Hailman gathers colorful exploits of eccentric modern criminals from William Faulkner's Mississippi, where savvy victims often outwit their criminal perpetrators. Characters range from rich but incompetent drug lords and nationwide gun-runners to bumbling Dixie Mafia kidnappers. The book ends with "Fancy Frauds" in which ingenious con men (and women) offer hilarious but surprisingly sophisticated "special deals" on tax-free gold mines in Mexico and bargain (but bogus) Viagra. Chapters include "Guns, Bombs, and Moonshine Whiskey," "Drug Kingpins Have Troubles Too," "Crime Victims Fight Back," "Mere Theft," and "Fancy Frauds." Written to entertain and enlighten, these stories will delight any fan of the true crime genre and anyone who enjoys good writing and the skill of a master storyteller.

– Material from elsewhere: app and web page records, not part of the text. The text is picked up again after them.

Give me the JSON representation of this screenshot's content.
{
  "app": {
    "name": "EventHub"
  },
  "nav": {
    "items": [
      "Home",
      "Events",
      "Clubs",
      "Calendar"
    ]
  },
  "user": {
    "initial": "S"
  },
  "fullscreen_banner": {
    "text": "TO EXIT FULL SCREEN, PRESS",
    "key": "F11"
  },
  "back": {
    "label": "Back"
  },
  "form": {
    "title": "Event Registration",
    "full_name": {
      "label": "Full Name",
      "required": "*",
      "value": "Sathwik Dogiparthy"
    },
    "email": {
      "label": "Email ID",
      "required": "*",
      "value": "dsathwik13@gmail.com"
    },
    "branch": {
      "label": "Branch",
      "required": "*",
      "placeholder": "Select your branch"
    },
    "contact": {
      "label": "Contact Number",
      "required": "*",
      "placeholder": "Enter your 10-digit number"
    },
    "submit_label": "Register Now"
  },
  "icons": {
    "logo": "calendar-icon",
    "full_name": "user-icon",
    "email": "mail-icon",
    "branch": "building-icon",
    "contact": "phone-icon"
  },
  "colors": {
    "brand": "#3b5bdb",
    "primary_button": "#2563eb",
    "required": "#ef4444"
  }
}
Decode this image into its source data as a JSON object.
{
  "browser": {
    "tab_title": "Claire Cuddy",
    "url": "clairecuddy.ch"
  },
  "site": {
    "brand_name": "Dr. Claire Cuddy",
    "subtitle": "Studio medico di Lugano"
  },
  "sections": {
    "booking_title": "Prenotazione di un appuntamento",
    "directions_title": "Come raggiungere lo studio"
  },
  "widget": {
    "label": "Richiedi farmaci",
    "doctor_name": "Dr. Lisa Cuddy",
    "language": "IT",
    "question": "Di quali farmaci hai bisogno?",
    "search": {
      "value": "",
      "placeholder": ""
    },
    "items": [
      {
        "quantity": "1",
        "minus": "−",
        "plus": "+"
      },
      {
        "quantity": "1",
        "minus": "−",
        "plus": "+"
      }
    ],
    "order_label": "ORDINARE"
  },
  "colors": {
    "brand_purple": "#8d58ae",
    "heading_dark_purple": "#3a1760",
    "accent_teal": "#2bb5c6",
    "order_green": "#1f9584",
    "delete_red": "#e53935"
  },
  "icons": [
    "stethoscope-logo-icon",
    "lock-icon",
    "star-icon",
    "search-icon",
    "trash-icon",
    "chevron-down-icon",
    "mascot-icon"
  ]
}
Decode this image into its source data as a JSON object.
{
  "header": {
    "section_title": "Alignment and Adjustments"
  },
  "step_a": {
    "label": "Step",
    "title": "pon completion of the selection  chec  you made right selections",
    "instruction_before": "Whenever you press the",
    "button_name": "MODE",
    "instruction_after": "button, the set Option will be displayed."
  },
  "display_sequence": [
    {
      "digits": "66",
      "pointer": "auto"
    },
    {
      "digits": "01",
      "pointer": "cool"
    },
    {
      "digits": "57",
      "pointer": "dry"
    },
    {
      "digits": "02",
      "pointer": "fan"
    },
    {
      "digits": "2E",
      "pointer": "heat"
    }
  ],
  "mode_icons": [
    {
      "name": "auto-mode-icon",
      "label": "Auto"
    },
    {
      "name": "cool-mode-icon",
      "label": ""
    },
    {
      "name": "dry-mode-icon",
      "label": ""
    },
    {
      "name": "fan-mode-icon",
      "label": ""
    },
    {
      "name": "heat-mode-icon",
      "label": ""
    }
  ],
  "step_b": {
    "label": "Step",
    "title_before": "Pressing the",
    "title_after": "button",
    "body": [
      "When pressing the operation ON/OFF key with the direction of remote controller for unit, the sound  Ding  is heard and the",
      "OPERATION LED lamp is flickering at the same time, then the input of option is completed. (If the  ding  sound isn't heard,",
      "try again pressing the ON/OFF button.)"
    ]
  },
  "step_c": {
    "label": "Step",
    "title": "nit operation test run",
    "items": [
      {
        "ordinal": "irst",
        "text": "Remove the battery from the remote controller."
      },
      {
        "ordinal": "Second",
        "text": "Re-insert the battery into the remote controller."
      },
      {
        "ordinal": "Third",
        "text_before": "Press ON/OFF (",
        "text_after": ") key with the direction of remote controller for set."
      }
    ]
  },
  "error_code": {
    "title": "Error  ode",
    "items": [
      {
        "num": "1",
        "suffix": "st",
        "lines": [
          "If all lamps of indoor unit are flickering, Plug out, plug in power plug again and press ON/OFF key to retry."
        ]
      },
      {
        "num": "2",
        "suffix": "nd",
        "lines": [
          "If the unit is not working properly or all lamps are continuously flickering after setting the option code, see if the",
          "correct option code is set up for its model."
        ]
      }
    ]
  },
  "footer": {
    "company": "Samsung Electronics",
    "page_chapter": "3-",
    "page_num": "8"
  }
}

So why do good things happen to bad people? Maybe a certain number of baddies are simply going to get their share of good luck. Maybe the devil is running the universe and he or she likes pleasing his or her favorites. Maybe God is playing a joke on bad people by rewarding them on earth and then punishing them in an afterlife. Or maybe Edmund Burke was on the right track when he said, All that is necessary for the triumph of evil is that good men do nothing. For evil to triumph less, it follows that good people need to do somethinglike exposing wickedness when they are confronted with it. As the saying goes: "Sunshine is the best disinfectant.